● EXERCISE DIRECTIONS:
Set down the entries once more, exactly as given.

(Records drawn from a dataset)

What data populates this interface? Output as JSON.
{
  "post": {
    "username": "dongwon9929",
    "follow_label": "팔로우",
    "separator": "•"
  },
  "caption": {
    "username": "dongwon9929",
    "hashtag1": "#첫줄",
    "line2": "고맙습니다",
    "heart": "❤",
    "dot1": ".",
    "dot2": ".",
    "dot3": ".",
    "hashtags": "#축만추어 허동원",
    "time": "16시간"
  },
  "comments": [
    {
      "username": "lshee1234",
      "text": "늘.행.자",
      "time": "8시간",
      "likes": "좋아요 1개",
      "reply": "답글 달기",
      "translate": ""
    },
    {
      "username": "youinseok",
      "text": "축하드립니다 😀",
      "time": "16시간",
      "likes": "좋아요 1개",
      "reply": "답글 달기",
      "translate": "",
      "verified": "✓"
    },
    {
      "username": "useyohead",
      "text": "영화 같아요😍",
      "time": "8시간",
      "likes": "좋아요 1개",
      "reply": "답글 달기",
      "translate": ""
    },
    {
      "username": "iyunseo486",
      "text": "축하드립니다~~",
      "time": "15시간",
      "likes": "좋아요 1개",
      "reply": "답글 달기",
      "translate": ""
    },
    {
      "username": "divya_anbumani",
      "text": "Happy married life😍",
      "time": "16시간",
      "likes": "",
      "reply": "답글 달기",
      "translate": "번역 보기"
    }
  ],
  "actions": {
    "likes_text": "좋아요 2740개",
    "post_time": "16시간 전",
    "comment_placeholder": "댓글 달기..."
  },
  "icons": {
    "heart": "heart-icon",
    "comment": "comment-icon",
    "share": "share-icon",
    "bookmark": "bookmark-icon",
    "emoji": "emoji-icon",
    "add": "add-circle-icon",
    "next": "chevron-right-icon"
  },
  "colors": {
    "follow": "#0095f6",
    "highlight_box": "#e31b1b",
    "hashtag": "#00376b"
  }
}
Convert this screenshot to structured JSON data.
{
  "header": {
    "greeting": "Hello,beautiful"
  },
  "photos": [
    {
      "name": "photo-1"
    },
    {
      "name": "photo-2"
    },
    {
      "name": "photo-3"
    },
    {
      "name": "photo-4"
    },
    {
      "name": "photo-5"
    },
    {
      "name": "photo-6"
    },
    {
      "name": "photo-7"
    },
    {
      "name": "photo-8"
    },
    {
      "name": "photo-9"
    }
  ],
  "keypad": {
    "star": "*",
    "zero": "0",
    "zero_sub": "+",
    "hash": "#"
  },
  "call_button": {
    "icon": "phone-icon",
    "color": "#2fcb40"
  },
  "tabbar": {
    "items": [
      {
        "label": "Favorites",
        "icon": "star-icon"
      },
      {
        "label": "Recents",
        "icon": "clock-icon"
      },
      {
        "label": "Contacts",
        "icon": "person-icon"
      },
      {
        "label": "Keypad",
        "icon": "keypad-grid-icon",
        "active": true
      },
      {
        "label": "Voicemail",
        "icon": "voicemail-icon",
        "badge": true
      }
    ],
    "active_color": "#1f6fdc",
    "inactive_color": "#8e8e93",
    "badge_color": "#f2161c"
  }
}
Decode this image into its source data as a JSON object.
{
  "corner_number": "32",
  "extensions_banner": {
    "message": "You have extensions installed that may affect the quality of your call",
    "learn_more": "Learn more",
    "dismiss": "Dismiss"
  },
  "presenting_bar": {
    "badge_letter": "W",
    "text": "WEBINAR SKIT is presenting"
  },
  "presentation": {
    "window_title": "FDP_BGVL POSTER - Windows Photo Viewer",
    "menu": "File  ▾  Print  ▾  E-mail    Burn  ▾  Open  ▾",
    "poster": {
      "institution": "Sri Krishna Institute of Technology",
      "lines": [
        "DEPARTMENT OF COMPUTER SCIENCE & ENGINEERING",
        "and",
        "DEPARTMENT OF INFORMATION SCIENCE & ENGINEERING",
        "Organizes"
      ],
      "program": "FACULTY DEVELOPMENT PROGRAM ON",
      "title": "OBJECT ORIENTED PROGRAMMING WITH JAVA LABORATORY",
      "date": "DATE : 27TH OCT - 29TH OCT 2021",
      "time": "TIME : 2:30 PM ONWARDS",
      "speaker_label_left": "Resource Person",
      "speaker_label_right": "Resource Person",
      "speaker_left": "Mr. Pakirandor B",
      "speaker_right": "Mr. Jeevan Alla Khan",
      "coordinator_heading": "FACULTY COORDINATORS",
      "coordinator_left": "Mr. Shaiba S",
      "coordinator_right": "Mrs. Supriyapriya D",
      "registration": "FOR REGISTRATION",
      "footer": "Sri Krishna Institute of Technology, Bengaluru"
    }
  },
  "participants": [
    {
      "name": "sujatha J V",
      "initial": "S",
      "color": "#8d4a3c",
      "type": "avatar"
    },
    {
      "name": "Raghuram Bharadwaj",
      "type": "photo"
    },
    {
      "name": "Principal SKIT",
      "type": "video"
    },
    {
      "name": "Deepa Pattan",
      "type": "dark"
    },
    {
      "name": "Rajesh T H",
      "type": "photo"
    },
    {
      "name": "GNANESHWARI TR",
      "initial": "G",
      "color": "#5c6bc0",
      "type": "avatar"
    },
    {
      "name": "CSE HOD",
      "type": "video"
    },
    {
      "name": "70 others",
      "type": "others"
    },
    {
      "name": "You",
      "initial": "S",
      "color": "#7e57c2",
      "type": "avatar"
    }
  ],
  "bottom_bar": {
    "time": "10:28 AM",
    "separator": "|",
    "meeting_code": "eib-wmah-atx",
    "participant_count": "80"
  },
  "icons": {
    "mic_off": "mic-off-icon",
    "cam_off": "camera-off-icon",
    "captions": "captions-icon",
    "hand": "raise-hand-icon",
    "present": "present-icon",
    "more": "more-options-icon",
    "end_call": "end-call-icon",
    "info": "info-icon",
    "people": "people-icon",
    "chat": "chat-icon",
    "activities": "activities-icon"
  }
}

● RESULT FOR THIS TASK:
What data populates this interface? Output as JSON.
{
  "post": {
    "username": "dongwon9929",
    "follow_label": "팔로우",
    "separator": "•"
  },
  "caption": {
    "username": "dongwon9929",
    "hashtag1": "#첫줄",
    "line2": "고맙습니다",
    "heart": "❤",
    "dot1": ".",
    "dot2": ".",
    "dot3": ".",
    "hashtags": "#축만추어 허동원",
    "time": "16시간"
  },
  "comments": [
    {
      "username": "lshee1234",
      "text": "늘.행.자",
      "time": "8시간",
      "likes": "좋아요 1개",
      "reply": "답글 달기",
      "translate": ""
    },
    {
      "username": "youinseok",
      "text": "축하드립니다 😀",
      "time": "16시간",
      "likes": "좋아요 1개",
      "reply": "답글 달기",
      "translate": "",
      "verified": "✓"
    },
    {
      "username": "useyohead",
      "text": "영화 같아요😍",
      "time": "8시간",
      "likes": "좋아요 1개",
      "reply": "답글 달기",
      "translate": ""
    },
    {
      "username": "iyunseo486",
      "text": "축하드립니다~~",
      "time": "15시간",
      "likes": "좋아요 1개",
      "reply": "답글 달기",
      "translate": ""
    },
    {
      "username": "divya_anbumani",
      "text": "Happy married life😍",
      "time": "16시간",
      "likes": "",
      "reply": "답글 달기",
      "translate": "번역 보기"
    }
  ],
  "actions": {
    "likes_text": "좋아요 2740개",
    "post_time": "16시간 전",
    "comment_placeholder": "댓글 달기..."
  },
  "icons": {
    "heart": "heart-icon",
    "comment": "comment-icon",
    "share": "share-icon",
    "bookmark": "bookmark-icon",
    "emoji": "emoji-icon",
    "add": "add-circle-icon",
    "next": "chevron-right-icon"
  },
  "colors": {
    "follow": "#0095f6",
    "highlight_box": "#e31b1b",
    "hashtag": "#00376b"
  }
}
Convert this screenshot to structured JSON data.
{
  "header": {
    "greeting": "Hello,beautiful"
  },
  "photos": [
    {
      "name": "photo-1"
    },
    {
      "name": "photo-2"
    },
    {
      "name": "photo-3"
    },
    {
      "name": "photo-4"
    },
    {
      "name": "photo-5"
    },
    {
      "name": "photo-6"
    },
    {
      "name": "photo-7"
    },
    {
      "name": "photo-8"
    },
    {
      "name": "photo-9"
    }
  ],
  "keypad": {
    "star": "*",
    "zero": "0",
    "zero_sub": "+",
    "hash": "#"
  },
  "call_button": {
    "icon": "phone-icon",
    "color": "#2fcb40"
  },
  "tabbar": {
    "items": [
      {
        "label": "Favorites",
        "icon": "star-icon"
      },
      {
        "label": "Recents",
        "icon": "clock-icon"
      },
      {
        "label": "Contacts",
        "icon": "person-icon"
      },
      {
        "label": "Keypad",
        "icon": "keypad-grid-icon",
        "active": true
      },
      {
        "label": "Voicemail",
        "icon": "voicemail-icon",
        "badge": true
      }
    ],
    "active_color": "#1f6fdc",
    "inactive_color": "#8e8e93",
    "badge_color": "#f2161c"
  }
}
Decode this image into its source data as a JSON object.
{
  "corner_number": "32",
  "extensions_banner": {
    "message": "You have extensions installed that may affect the quality of your call",
    "learn_more": "Learn more",
    "dismiss": "Dismiss"
  },
  "presenting_bar": {
    "badge_letter": "W",
    "text": "WEBINAR SKIT is presenting"
  },
  "presentation": {
    "window_title": "FDP_BGVL POSTER - Windows Photo Viewer",
    "menu": "File  ▾  Print  ▾  E-mail    Burn  ▾  Open  ▾",
    "poster": {
      "institution": "Sri Krishna Institute of Technology",
      "lines": [
        "DEPARTMENT OF COMPUTER SCIENCE & ENGINEERING",
        "and",
        "DEPARTMENT OF INFORMATION SCIENCE & ENGINEERING",
        "Organizes"
      ],
      "program": "FACULTY DEVELOPMENT PROGRAM ON",
      "title": "OBJECT ORIENTED PROGRAMMING WITH JAVA LABORATORY",
      "date": "DATE : 27TH OCT - 29TH OCT 2021",
      "time": "TIME : 2:30 PM ONWARDS",
      "speaker_label_left": "Resource Person",
      "speaker_label_right": "Resource Person",
      "speaker_left": "Mr. Pakirandor B",
      "speaker_right": "Mr. Jeevan Alla Khan",
      "coordinator_heading": "FACULTY COORDINATORS",
      "coordinator_left": "Mr. Shaiba S",
      "coordinator_right": "Mrs. Supriyapriya D",
      "registration": "FOR REGISTRATION",
      "footer": "Sri Krishna Institute of Technology, Bengaluru"
    }
  },
  "participants": [
    {
      "name": "sujatha J V",
      "initial": "S",
      "color": "#8d4a3c",
      "type": "avatar"
    },
    {
      "name": "Raghuram Bharadwaj",
      "type": "photo"
    },
    {
      "name": "Principal SKIT",
      "type": "video"
    },
    {
      "name": "Deepa Pattan",
      "type": "dark"
    },
    {
      "name": "Rajesh T H",
      "type": "photo"
    },
    {
      "name": "GNANESHWARI TR",
      "initial": "G",
      "color": "#5c6bc0",
      "type": "avatar"
    },
    {
      "name": "CSE HOD",
      "type": "video"
    },
    {
      "name": "70 others",
      "type": "others"
    },
    {
      "name": "You",
      "initial": "S",
      "color": "#7e57c2",
      "type": "avatar"
    }
  ],
  "bottom_bar": {
    "time": "10:28 AM",
    "separator": "|",
    "meeting_code": "eib-wmah-atx",
    "participant_count": "80"
  },
  "icons": {
    "mic_off": "mic-off-icon",
    "cam_off": "camera-off-icon",
    "captions": "captions-icon",
    "hand": "raise-hand-icon",
    "present": "present-icon",
    "more": "more-options-icon",
    "end_call": "end-call-icon",
    "info": "info-icon",
    "people": "people-icon",
    "chat": "chat-icon",
    "activities": "activities-icon"
  }
}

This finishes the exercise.